Tell how many lines in these records contain the string "name", with only the number as the reply.
(Material shown Opens)
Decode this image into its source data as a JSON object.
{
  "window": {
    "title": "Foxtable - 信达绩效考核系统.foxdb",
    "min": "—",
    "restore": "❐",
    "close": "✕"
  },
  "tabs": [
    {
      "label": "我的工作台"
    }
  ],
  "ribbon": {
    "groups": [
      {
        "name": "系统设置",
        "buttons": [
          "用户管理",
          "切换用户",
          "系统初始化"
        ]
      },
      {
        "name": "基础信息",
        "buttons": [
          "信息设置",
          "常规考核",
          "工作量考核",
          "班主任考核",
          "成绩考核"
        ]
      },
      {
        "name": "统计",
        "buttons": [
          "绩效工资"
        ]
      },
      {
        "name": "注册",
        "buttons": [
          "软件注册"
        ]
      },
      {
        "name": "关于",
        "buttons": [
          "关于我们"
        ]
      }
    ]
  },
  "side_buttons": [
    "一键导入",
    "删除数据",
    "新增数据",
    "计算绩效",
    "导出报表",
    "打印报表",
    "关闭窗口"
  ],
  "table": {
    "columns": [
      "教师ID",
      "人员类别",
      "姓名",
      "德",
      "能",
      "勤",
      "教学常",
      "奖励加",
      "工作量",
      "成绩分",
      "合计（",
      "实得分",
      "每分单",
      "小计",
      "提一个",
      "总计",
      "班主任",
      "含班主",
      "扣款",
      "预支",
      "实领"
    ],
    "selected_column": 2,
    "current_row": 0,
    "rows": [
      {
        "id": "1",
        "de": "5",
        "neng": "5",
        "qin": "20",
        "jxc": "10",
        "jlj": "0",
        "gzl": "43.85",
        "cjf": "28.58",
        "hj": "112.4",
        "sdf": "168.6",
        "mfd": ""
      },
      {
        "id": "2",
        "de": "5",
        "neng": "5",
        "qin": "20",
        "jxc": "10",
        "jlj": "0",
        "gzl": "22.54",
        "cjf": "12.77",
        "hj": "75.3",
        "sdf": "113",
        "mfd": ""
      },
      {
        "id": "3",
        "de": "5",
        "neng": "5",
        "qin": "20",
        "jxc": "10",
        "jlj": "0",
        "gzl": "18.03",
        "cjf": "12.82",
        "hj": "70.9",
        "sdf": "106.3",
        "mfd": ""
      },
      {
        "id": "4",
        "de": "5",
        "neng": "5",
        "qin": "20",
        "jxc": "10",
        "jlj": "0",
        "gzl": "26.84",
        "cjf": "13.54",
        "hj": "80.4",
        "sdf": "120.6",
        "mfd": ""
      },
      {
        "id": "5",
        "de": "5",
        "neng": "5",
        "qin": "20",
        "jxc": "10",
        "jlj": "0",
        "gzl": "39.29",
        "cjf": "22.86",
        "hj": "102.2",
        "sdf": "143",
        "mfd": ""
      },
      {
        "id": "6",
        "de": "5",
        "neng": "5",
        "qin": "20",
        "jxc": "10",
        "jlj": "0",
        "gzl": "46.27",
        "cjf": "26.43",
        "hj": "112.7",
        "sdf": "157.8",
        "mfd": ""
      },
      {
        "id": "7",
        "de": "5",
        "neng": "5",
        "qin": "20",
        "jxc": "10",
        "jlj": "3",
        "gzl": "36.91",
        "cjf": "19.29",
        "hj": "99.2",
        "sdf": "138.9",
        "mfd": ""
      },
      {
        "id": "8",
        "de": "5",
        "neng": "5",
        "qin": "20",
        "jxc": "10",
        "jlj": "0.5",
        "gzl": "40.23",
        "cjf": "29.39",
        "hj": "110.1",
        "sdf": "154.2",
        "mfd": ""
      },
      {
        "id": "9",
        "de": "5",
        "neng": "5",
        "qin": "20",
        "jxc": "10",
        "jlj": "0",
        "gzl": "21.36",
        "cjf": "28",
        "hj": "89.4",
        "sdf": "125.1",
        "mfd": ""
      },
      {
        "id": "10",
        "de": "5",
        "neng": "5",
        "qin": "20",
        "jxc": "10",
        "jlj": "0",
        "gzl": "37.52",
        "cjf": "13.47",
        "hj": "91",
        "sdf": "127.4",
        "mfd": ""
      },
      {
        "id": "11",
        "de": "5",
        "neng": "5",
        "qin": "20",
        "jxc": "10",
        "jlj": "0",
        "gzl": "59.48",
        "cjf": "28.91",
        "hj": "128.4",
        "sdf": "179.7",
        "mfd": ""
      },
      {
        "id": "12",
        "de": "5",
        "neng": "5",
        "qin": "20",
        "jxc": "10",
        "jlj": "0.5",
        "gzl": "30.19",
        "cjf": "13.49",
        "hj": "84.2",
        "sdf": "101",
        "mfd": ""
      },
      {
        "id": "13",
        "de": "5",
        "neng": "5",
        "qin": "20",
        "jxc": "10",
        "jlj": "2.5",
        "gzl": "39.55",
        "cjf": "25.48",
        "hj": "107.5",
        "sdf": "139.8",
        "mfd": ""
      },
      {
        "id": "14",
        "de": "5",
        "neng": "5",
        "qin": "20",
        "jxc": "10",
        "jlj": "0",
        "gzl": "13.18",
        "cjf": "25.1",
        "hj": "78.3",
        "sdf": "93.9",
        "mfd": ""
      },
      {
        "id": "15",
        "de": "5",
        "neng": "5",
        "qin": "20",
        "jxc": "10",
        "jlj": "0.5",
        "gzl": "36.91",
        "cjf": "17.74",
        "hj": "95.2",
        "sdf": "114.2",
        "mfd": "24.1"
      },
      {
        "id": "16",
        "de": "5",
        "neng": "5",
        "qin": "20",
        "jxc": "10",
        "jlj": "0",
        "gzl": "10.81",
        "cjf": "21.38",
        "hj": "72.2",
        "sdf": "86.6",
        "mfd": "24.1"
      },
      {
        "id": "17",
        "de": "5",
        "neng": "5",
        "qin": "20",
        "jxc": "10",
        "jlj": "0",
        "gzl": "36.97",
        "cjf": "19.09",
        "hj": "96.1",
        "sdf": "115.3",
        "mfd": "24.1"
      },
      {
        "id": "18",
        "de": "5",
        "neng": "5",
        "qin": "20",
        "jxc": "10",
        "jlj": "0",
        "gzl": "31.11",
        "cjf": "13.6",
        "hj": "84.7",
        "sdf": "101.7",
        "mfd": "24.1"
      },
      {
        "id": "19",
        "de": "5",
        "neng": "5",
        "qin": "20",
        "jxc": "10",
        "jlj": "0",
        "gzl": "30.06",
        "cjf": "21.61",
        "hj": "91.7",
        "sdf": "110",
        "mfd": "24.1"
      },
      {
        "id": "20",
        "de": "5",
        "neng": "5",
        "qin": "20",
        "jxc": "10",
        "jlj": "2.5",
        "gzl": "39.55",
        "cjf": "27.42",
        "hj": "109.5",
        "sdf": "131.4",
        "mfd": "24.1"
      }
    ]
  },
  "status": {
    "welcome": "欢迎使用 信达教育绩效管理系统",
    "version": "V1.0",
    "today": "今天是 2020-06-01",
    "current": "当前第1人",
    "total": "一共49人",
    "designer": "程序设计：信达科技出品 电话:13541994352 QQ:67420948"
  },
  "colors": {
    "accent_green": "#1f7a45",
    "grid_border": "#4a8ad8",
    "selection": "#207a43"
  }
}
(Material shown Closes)
_Expected answer_
5